* EXERCISE AIM *
Each line of the material below with the word "icon" is to be reported.

* GIVEN DATA *

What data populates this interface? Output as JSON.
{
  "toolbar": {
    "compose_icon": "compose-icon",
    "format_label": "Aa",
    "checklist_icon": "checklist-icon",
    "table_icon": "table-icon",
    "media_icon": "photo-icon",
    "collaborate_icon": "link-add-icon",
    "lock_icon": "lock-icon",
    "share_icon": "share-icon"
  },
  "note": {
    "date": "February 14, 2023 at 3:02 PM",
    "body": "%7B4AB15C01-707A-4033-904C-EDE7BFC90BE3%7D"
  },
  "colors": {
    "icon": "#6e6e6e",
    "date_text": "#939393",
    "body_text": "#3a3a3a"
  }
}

* PROBLEM SOLUTION *
    "compose_icon": "compose-icon",
    "checklist_icon": "checklist-icon",
    "table_icon": "table-icon",
    "media_icon": "photo-icon",
    "collaborate_icon": "link-add-icon",
    "lock_icon": "lock-icon",
    "share_icon": "share-icon"
    "icon": "#6e6e6e",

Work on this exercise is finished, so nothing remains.